> **EXERCISE OBJECTIVE**:
Hunt through the lines below for the string "this" and copy each one that has it.

[SUPPLIED INFORMATION]

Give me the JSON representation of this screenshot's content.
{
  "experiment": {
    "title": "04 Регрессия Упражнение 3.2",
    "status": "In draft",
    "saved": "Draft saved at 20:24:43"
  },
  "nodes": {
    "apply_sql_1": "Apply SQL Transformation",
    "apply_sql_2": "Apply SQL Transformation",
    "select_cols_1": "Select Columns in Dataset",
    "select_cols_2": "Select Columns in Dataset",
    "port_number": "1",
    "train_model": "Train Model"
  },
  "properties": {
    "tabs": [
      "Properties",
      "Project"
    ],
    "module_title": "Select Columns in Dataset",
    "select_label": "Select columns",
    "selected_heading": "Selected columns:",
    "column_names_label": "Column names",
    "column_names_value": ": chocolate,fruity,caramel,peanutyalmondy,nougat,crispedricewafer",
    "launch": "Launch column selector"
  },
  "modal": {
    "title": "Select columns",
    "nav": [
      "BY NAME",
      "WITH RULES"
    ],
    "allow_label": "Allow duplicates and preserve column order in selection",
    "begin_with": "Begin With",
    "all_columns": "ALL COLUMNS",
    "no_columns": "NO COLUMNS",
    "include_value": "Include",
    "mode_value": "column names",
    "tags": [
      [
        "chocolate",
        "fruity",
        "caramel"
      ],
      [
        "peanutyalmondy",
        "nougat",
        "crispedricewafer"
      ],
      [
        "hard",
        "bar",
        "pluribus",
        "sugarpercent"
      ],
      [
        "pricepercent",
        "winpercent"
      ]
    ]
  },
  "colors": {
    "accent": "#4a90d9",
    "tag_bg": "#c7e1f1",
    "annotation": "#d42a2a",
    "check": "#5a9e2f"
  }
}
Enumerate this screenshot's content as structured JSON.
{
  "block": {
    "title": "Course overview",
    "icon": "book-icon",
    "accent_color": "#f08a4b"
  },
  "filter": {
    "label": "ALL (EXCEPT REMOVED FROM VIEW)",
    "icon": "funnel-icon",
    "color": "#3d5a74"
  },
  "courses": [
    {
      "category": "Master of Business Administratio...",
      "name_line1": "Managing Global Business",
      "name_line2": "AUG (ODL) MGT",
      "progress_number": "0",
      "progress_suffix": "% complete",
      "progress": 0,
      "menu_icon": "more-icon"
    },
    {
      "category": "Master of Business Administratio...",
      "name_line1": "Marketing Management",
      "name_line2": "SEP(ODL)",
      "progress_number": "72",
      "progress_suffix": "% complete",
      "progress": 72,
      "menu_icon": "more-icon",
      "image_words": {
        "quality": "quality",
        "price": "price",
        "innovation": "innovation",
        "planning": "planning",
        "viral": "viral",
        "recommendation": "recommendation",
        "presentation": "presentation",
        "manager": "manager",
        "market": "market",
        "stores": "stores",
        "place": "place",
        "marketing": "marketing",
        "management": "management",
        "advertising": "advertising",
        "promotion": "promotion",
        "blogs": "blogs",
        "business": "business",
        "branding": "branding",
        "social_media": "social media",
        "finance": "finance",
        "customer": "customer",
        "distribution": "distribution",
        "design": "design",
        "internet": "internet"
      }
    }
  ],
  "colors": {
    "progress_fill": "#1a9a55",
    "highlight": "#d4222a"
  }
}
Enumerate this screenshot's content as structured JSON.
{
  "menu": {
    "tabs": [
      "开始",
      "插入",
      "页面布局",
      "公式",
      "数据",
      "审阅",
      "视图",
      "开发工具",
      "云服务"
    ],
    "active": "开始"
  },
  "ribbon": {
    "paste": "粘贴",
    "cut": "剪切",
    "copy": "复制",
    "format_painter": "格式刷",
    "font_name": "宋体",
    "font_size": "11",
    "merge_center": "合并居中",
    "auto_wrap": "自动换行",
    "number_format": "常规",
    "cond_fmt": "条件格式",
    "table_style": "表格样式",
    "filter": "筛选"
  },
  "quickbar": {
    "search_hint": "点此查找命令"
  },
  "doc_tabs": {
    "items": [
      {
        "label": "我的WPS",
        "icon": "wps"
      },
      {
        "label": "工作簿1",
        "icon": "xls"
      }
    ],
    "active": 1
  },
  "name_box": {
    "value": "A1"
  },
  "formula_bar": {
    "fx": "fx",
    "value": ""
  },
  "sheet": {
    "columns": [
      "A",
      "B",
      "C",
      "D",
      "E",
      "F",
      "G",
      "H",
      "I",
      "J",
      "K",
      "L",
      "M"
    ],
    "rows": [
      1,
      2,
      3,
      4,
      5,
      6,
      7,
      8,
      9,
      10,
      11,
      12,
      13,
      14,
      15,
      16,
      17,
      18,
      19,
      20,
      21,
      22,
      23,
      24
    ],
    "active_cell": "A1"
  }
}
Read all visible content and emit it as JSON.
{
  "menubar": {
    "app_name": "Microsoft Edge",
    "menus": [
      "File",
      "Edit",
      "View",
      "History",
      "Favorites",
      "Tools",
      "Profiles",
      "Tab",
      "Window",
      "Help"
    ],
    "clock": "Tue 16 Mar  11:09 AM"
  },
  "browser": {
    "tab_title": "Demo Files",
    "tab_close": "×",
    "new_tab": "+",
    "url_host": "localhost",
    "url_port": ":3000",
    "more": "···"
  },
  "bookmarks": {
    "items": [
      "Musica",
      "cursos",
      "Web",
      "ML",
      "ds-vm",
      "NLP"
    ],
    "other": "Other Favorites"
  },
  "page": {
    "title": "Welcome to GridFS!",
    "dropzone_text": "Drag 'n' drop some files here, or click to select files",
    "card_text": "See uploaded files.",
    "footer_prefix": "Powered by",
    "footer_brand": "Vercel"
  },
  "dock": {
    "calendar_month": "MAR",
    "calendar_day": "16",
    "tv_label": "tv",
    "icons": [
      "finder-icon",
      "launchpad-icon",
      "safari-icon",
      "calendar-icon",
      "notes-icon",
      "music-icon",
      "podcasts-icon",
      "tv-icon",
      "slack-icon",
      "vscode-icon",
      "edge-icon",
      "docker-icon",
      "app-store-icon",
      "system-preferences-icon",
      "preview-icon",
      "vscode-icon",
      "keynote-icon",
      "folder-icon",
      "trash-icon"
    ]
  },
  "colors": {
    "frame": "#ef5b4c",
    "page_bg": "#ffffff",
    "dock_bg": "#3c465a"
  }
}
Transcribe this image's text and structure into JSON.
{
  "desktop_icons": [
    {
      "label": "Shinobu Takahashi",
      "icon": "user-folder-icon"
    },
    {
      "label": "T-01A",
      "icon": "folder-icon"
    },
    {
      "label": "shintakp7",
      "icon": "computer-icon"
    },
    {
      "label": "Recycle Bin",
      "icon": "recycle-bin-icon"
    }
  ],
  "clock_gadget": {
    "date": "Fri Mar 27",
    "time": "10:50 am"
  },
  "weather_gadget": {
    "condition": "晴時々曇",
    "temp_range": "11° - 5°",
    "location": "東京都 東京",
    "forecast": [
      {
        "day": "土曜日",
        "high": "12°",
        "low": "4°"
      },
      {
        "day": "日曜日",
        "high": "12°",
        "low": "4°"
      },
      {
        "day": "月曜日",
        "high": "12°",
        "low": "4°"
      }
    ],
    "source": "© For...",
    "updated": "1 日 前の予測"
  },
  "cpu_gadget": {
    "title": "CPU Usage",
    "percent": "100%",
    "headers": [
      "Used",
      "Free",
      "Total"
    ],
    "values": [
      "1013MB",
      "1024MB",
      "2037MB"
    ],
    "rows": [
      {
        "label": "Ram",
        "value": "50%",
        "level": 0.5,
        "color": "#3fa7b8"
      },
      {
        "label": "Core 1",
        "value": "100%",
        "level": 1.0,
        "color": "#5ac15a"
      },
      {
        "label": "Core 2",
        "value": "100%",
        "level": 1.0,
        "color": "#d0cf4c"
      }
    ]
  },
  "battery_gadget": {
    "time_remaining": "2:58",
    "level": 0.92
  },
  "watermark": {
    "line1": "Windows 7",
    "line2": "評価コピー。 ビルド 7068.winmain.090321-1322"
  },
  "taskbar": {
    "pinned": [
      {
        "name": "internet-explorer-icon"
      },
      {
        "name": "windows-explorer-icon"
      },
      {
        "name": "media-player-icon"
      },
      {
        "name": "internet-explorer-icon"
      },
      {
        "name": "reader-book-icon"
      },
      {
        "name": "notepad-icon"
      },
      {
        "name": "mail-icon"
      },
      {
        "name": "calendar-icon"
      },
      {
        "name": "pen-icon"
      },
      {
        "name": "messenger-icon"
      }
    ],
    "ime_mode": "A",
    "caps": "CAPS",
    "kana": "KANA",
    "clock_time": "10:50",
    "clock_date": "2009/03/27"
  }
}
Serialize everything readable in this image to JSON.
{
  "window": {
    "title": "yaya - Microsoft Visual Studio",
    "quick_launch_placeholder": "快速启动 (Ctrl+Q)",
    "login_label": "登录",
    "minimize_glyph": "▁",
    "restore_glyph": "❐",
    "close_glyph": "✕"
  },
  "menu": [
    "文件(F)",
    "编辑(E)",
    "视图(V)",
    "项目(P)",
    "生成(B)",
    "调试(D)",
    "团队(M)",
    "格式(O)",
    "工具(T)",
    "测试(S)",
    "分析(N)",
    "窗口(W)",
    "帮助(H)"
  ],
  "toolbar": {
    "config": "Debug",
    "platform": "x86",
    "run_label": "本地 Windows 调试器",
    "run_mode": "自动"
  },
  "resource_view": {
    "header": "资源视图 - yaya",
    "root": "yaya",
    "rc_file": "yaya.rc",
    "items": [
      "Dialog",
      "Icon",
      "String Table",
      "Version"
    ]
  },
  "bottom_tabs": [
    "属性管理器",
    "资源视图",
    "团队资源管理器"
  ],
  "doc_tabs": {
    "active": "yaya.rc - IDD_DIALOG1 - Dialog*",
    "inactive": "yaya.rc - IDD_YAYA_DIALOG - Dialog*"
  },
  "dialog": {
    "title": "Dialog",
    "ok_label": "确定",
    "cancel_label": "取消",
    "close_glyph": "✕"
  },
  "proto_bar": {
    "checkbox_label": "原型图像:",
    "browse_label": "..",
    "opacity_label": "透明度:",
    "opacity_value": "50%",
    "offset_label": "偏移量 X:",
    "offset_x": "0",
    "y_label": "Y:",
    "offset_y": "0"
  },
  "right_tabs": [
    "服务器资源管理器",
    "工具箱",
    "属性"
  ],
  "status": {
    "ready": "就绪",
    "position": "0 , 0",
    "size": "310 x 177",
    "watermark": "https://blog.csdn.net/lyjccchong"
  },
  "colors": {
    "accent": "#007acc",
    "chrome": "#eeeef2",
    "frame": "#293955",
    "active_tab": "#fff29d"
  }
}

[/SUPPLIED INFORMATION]

> **ANSWER**:
Give me the JSON representation of this screenshot's content.
Enumerate this screenshot's content as structured JSON.
Enumerate this screenshot's content as structured JSON.
Transcribe this image's text and structure into JSON.
Serialize everything readable in this image to JSON.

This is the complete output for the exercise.